Company tactics: How corporations take community lands
This new video from LifeMosaic describes the tactics that companies use to convince communities to accept and support their projects. It’s the third in LifeMosaic’s series “Territories of Life“.
The video is based on communities’ experiences in Cameroon, Peru, Colombia, Tanzania, Indonesia and Paraguay. In the previous video in the series about “Land Grabs“, we saw how companies are targeting indigenous peoples’ land to extract minerals, fossil fuels and agricultural commodities for global markets.
In this video, we learn about the tactics that companies use, often with the help of governments, to get control of communities’ lands:
Sometimes the companies by-pass all forms of consultation. When there is consultation, it may not be open to everyone in the community. Companies market their projects in the community, but not with everyone. They then claim to have consulted the community.
Ramon Fogel, a sociologist in Paraguay sums up how companies trick communities into handing over their land:

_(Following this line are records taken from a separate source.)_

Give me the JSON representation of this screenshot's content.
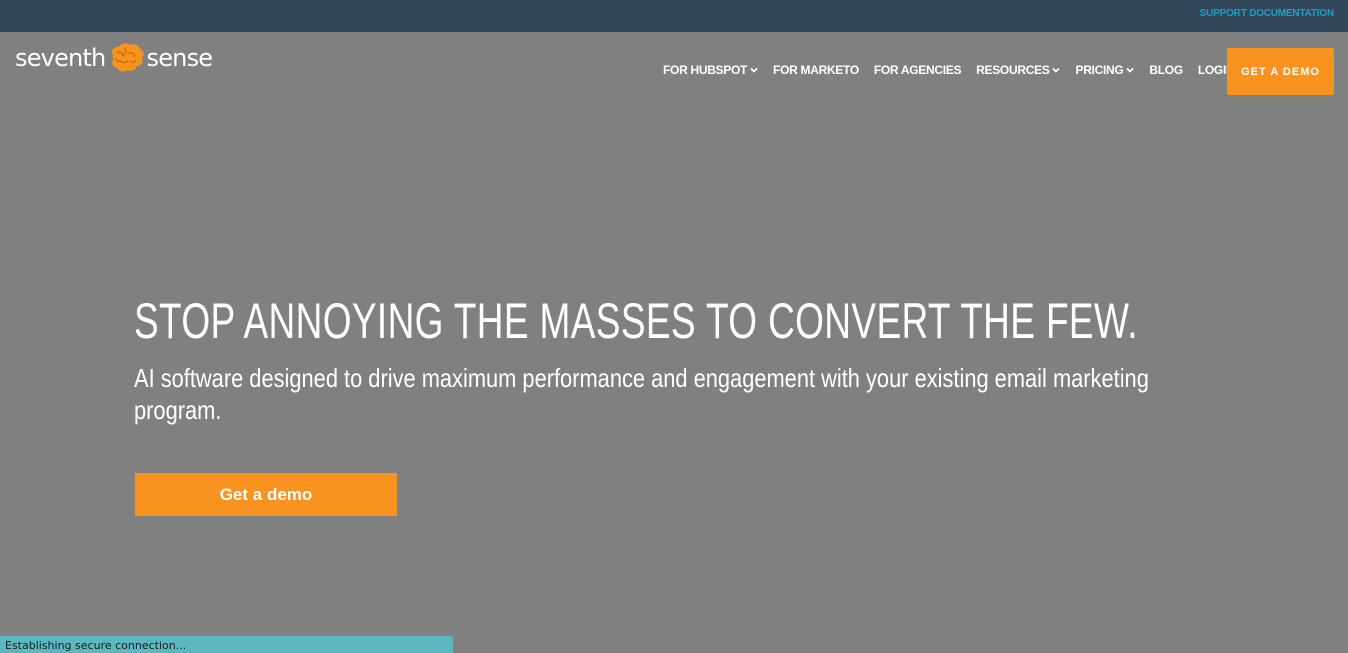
{
  "topbar": {
    "support_link": "SUPPORT DOCUMENTATION",
    "bg_color": "#33475b",
    "link_color": "#1aa0c6"
  },
  "logo": {
    "left_word": "seventh",
    "right_word": "sense",
    "icon": "brain-icon",
    "icon_color": "#f7931e"
  },
  "nav": {
    "items": [
      {
        "label": "FOR HUBSPOT",
        "dropdown": true
      },
      {
        "label": "FOR MARKETO",
        "dropdown": false
      },
      {
        "label": "FOR AGENCIES",
        "dropdown": false
      },
      {
        "label": "RESOURCES",
        "dropdown": true
      },
      {
        "label": "PRICING",
        "dropdown": true
      },
      {
        "label": "BLOG",
        "dropdown": false
      },
      {
        "label": "LOGIN",
        "dropdown": false
      }
    ],
    "cta_label": "GET A DEMO"
  },
  "hero": {
    "title": "STOP ANNOYING THE MASSES TO CONVERT THE FEW.",
    "subtitle": "AI software designed to drive maximum performance and engagement with your existing email marketing program.",
    "cta_label": "Get a demo",
    "accent_color": "#f7931e"
  },
  "status_bar": {
    "text": "Establishing secure connection..."
  }
}
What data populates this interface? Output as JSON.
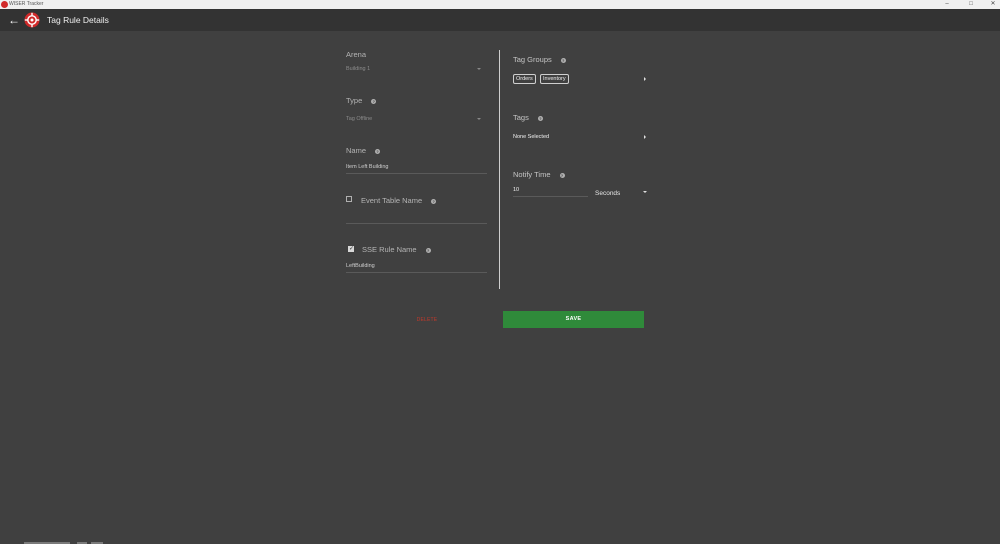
{
  "window": {
    "title": "WISER Tracker"
  },
  "app_bar": {
    "title": "Tag Rule Details"
  },
  "form": {
    "arena": {
      "label": "Arena",
      "value": "Building 1"
    },
    "type": {
      "label": "Type",
      "value": "Tag Offline"
    },
    "name": {
      "label": "Name",
      "value": "Item Left Building"
    },
    "event_table": {
      "label": "Event Table Name",
      "checked": false,
      "value": ""
    },
    "sse_rule": {
      "label": "SSE Rule Name",
      "checked": true,
      "value": "LeftBuilding"
    },
    "tag_groups": {
      "label": "Tag Groups",
      "chips": [
        "Orders",
        "Inventory"
      ]
    },
    "tags": {
      "label": "Tags",
      "value": "None Selected"
    },
    "notify_time": {
      "label": "Notify Time",
      "value": "10",
      "unit": "Seconds"
    }
  },
  "actions": {
    "delete_label": "DELETE",
    "save_label": "SAVE"
  },
  "colors": {
    "background": "#404040",
    "app_bar": "#333333",
    "save": "#2f8a3a",
    "delete": "#c0392b",
    "brand": "#d12a2a"
  }
}
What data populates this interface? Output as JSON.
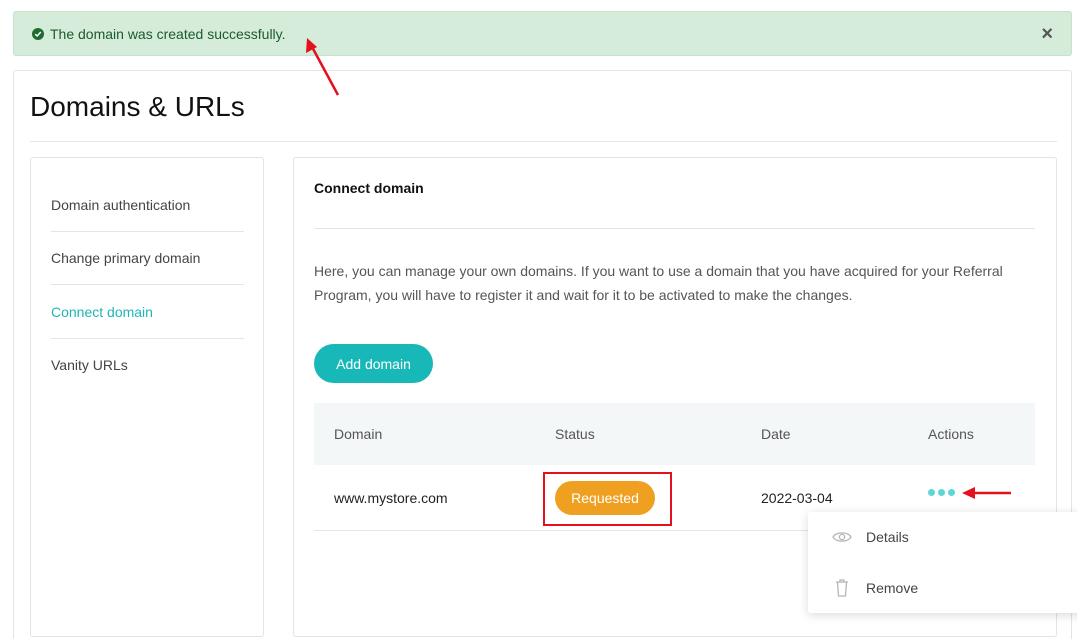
{
  "alert": {
    "message": "The domain was created successfully.",
    "close_symbol": "×",
    "icon": "check-circle-icon",
    "colors": {
      "background": "#d4ecd9",
      "text": "#1e5a2c"
    }
  },
  "page": {
    "title": "Domains & URLs"
  },
  "sidebar": {
    "items": [
      {
        "label": "Domain authentication",
        "active": false
      },
      {
        "label": "Change primary domain",
        "active": false
      },
      {
        "label": "Connect domain",
        "active": true
      },
      {
        "label": "Vanity URLs",
        "active": false
      }
    ]
  },
  "panel": {
    "title": "Connect domain",
    "description": "Here, you can manage your own domains. If you want to use a domain that you have acquired for your Referral Program, you will have to register it and wait for it to be activated to make the changes.",
    "add_button": "Add domain"
  },
  "table": {
    "columns": [
      "Domain",
      "Status",
      "Date",
      "Actions"
    ],
    "rows": [
      {
        "domain": "www.mystore.com",
        "status": "Requested",
        "date": "2022-03-04"
      }
    ]
  },
  "actions_menu": {
    "items": [
      {
        "label": "Details",
        "icon": "eye-icon"
      },
      {
        "label": "Remove",
        "icon": "trash-icon"
      }
    ]
  },
  "colors": {
    "accent": "#19b8b8",
    "status_requested": "#f0a020",
    "annotation": "#e3101e"
  }
}
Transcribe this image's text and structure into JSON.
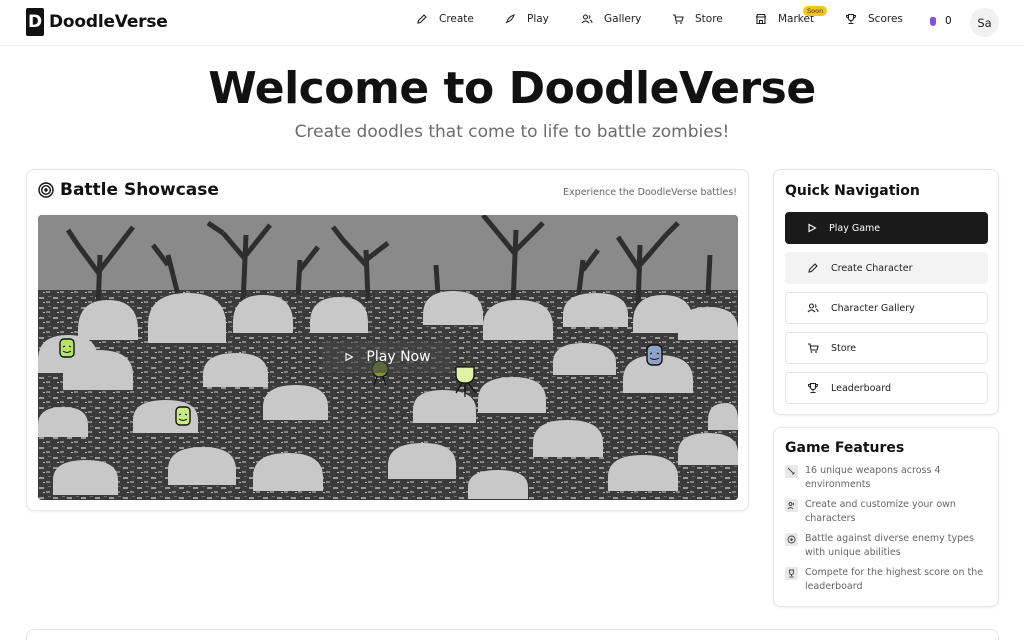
{
  "header": {
    "logo_letter": "D",
    "app_name": "DoodleVerse",
    "nav": [
      {
        "label": "Create",
        "icon": "pencil-icon"
      },
      {
        "label": "Play",
        "icon": "rocket-icon"
      },
      {
        "label": "Gallery",
        "icon": "users-icon"
      },
      {
        "label": "Store",
        "icon": "cart-icon"
      },
      {
        "label": "Market",
        "icon": "store-icon",
        "badge": "Soon"
      },
      {
        "label": "Scores",
        "icon": "trophy-icon"
      }
    ],
    "coins": "0",
    "avatar_initials": "Sa"
  },
  "hero": {
    "title": "Welcome to DoodleVerse",
    "subtitle": "Create doodles that come to life to battle zombies!"
  },
  "showcase": {
    "title": "Battle Showcase",
    "note": "Experience the DoodleVerse battles!",
    "play_label": "Play Now"
  },
  "quick_nav": {
    "title": "Quick Navigation",
    "buttons": [
      {
        "label": "Play Game",
        "icon": "play-icon"
      },
      {
        "label": "Create Character",
        "icon": "pencil-icon"
      },
      {
        "label": "Character Gallery",
        "icon": "users-icon"
      },
      {
        "label": "Store",
        "icon": "cart-icon"
      },
      {
        "label": "Leaderboard",
        "icon": "trophy-icon"
      }
    ]
  },
  "features": {
    "title": "Game Features",
    "items": [
      {
        "line1": "16 unique weapons across 4",
        "line2": "environments",
        "icon": "sword-icon"
      },
      {
        "line1": "Create and customize your own",
        "line2": "characters",
        "icon": "users-icon"
      },
      {
        "line1": "Battle against diverse enemy types",
        "line2": "with unique abilities",
        "icon": "target-icon"
      },
      {
        "line1": "Compete for the highest score on the",
        "line2": "leaderboard",
        "icon": "trophy-icon"
      }
    ]
  },
  "colors": {
    "accent_dark": "#1a1a1a",
    "badge": "#f6c31a",
    "gem": "#8a4de0"
  }
}
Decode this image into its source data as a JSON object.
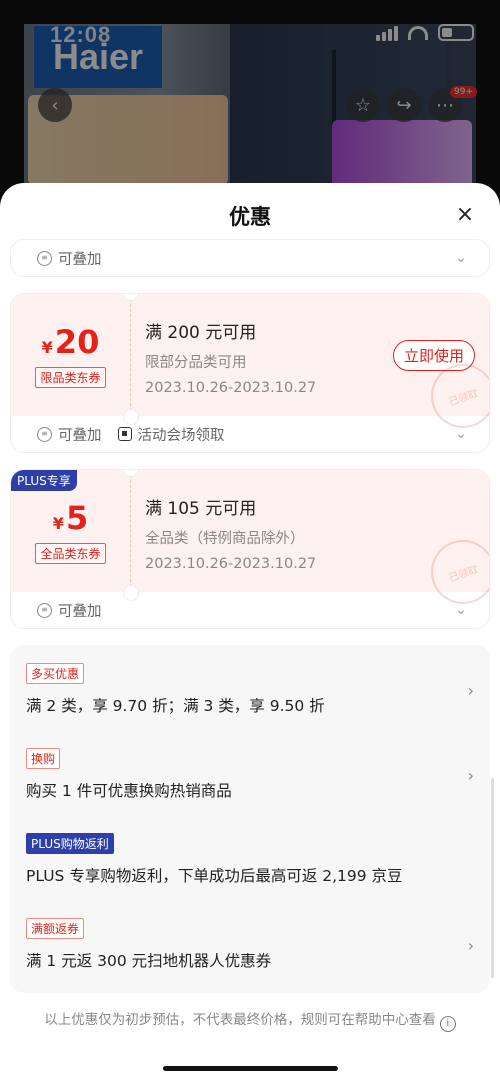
{
  "status_bar": {
    "time": "12:08"
  },
  "background": {
    "brand": "Haier",
    "badge_count": "99+"
  },
  "sheet": {
    "title": "优惠",
    "close_label": "×",
    "partial_coupon": {
      "stack_label": "可叠加"
    },
    "coupons": [
      {
        "currency": "¥",
        "amount": "20",
        "type_label": "限品类东券",
        "condition": "满 200 元可用",
        "scope": "限部分品类可用",
        "date_range": "2023.10.26-2023.10.27",
        "action_label": "立即使用",
        "stamp_text": "已领取",
        "stack_label": "可叠加",
        "source_label": "活动会场领取"
      },
      {
        "plus_tag": "PLUS专享",
        "currency": "¥",
        "amount": "5",
        "type_label": "全品类东券",
        "condition": "满 105 元可用",
        "scope": "全品类（特例商品除外）",
        "date_range": "2023.10.26-2023.10.27",
        "stamp_text": "已领取",
        "stack_label": "可叠加"
      }
    ],
    "promotions": [
      {
        "tag": "多买优惠",
        "text": "满 2 类，享 9.70 折；满 3 类，享 9.50 折",
        "has_arrow": true
      },
      {
        "tag": "换购",
        "text": "购买 1 件可优惠换购热销商品",
        "has_arrow": true
      },
      {
        "tag": "PLUS购物返利",
        "text": "PLUS 专享购物返利，下单成功后最高可返 2,199 京豆",
        "has_arrow": false
      },
      {
        "tag": "满额返券",
        "text": "满 1 元返 300 元扫地机器人优惠券",
        "has_arrow": true
      }
    ],
    "disclaimer": "以上优惠仅为初步预估，不代表最终价格，规则可在帮助中心查看"
  },
  "colors": {
    "accent": "#e2231a",
    "plus": "#2e3fa8",
    "coupon_bg": "#fff1ef"
  }
}
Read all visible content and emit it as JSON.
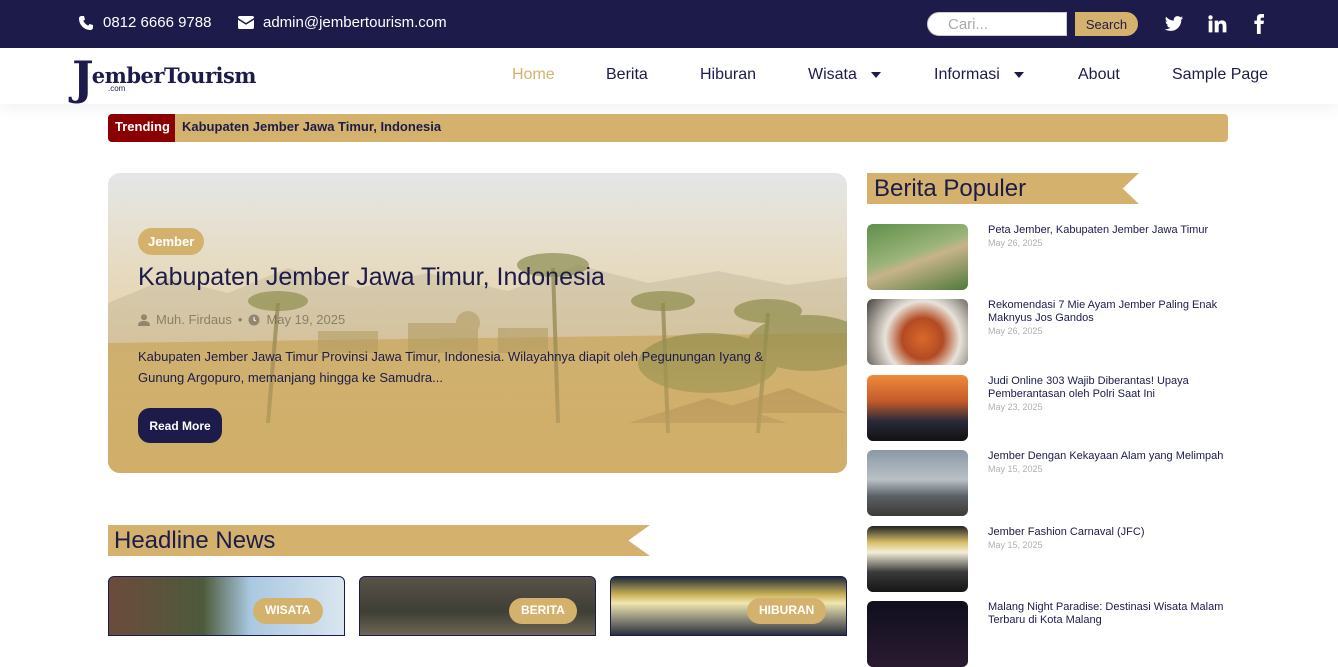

They never say, ‘We will destroy your lives, we will destroy your communities.’ They say, ‘We will bring progress. You’ll have hospitals, schools.’ But in reality, they are not here to give charity. These promises are a trick, a way of entering. Once they have arrived, they don’t care about people’s lives. What they care about is getting more and more wealth.”
Companies often promise new jobs for local communities. But the reality is that only a few people get jobs with the company. In the video, Ibu Pia from Penyengat in Indonesia says,
“So many companies come to our village promising work. There are so many people here, but at most 10 to 15 have jobs with the companies. All the others are unemployed.”
In Cameroon, two villagers show the water pump that the company gave them. No water comes out, no matter how long the villagers pump the handle.
Divide and rule
In Tanzania, Kijolo Kakeya explains how a company approached her community:
“They came and started to give the village council money but through the district council. It was $1,400 per village. But money only reached the village political leaders who started saying the company investment was not a problem.”
Offering money, houses, or jobs to some members of the community, but not others, is a deliberate tactic to create divisions in the community. LifeMosaic’s narratore explains that, “A united community is often the biggest obstacle to large-scale developments. So dividing the community is one of the most effective tactics the companies use to obtain land.”
Samwel Nangiria, a Maasai from Tanzania, says,
Divide and rule is a standard procedure since colonial times. And this is still happening even now, better than any other time.
In addition to tricking communities, companies and governments use violence to get what they want. The video includes statements from villagers in Indonesia and Paraguay who faced violence when corporations arrived in their territories.